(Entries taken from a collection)
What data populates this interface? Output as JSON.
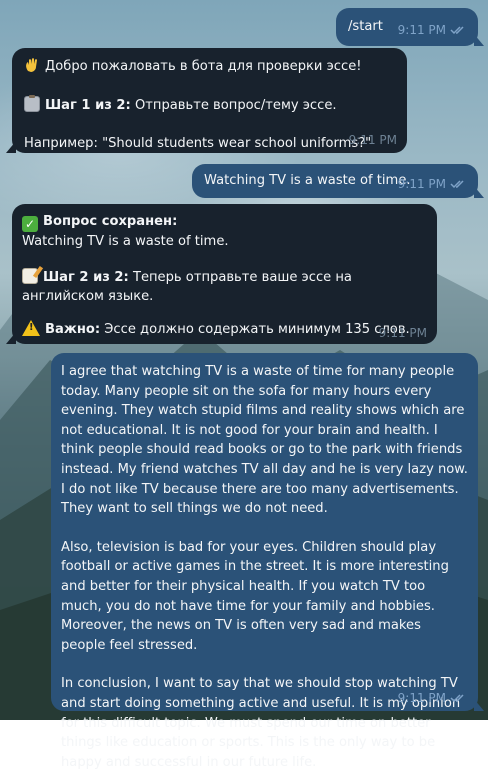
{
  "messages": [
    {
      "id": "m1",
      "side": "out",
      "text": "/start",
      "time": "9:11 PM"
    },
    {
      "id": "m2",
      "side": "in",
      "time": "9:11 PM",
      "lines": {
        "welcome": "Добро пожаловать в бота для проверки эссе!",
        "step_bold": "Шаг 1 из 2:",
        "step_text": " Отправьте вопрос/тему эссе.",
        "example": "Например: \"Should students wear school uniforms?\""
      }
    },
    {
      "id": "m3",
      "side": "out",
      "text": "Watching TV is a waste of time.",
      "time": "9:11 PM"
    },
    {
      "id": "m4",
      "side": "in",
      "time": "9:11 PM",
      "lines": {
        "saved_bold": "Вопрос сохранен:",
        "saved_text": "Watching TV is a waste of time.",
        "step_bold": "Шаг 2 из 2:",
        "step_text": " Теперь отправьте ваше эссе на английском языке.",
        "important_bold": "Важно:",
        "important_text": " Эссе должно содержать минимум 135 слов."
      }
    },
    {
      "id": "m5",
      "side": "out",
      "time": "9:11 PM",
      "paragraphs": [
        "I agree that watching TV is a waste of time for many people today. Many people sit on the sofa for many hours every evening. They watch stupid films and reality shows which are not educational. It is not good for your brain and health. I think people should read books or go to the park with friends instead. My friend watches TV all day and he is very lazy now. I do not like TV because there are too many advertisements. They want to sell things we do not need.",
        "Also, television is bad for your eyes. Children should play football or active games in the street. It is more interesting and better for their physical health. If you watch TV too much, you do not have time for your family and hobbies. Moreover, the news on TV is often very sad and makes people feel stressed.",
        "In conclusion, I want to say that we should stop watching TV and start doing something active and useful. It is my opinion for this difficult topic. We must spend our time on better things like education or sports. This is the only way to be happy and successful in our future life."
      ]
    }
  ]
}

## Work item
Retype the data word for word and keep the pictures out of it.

## Exercise output
What data populates this interface? Output as JSON.
{
  "messages": [
    {
      "id": "m1",
      "side": "out",
      "text": "/start",
      "time": "9:11 PM"
    },
    {
      "id": "m2",
      "side": "in",
      "time": "9:11 PM",
      "lines": {
        "welcome": "Добро пожаловать в бота для проверки эссе!",
        "step_bold": "Шаг 1 из 2:",
        "step_text": " Отправьте вопрос/тему эссе.",
        "example": "Например: \"Should students wear school uniforms?\""
      }
    },
    {
      "id": "m3",
      "side": "out",
      "text": "Watching TV is a waste of time.",
      "time": "9:11 PM"
    },
    {
      "id": "m4",
      "side": "in",
      "time": "9:11 PM",
      "lines": {
        "saved_bold": "Вопрос сохранен:",
        "saved_text": "Watching TV is a waste of time.",
        "step_bold": "Шаг 2 из 2:",
        "step_text": " Теперь отправьте ваше эссе на английском языке.",
        "important_bold": "Важно:",
        "important_text": " Эссе должно содержать минимум 135 слов."
      }
    },
    {
      "id": "m5",
      "side": "out",
      "time": "9:11 PM",
      "paragraphs": [
        "I agree that watching TV is a waste of time for many people today. Many people sit on the sofa for many hours every evening. They watch stupid films and reality shows which are not educational. It is not good for your brain and health. I think people should read books or go to the park with friends instead. My friend watches TV all day and he is very lazy now. I do not like TV because there are too many advertisements. They want to sell things we do not need.",
        "Also, television is bad for your eyes. Children should play football or active games in the street. It is more interesting and better for their physical health. If you watch TV too much, you do not have time for your family and hobbies. Moreover, the news on TV is often very sad and makes people feel stressed.",
        "In conclusion, I want to say that we should stop watching TV and start doing something active and useful. It is my opinion for this difficult topic. We must spend our time on better things like education or sports. This is the only way to be happy and successful in our future life."
      ]
    }
  ]
}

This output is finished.